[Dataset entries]
===

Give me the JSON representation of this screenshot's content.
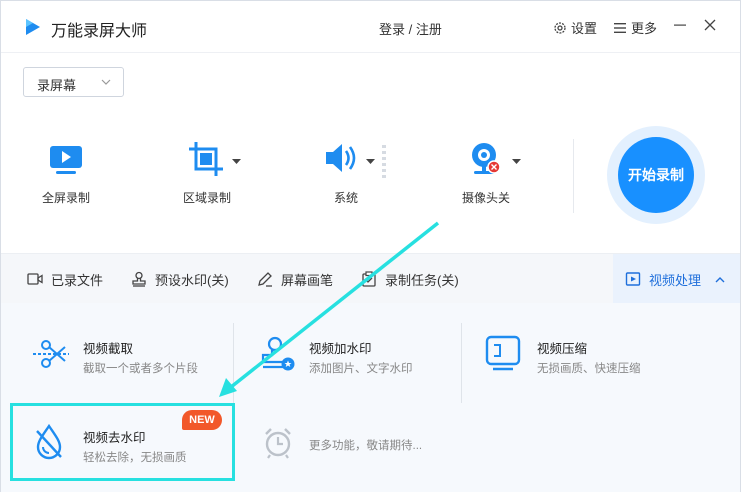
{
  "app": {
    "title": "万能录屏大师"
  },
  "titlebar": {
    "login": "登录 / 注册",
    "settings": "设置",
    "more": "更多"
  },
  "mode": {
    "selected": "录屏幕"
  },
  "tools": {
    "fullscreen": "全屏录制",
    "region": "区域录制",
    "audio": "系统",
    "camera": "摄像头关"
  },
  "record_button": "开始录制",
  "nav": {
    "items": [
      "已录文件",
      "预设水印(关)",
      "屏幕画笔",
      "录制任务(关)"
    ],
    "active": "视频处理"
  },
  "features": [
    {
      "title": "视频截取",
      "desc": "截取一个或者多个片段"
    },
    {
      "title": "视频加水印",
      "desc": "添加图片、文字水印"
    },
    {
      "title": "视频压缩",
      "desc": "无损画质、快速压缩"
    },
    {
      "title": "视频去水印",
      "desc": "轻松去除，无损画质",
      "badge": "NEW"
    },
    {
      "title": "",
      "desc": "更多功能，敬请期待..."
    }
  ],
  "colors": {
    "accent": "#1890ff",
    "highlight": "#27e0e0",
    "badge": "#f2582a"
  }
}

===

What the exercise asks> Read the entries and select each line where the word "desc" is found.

Output>
      "desc": "截取一个或者多个片段"
      "desc": "添加图片、文字水印"
      "desc": "无损画质、快速压缩"
      "desc": "轻松去除，无损画质",
      "desc": "更多功能，敬请期待..."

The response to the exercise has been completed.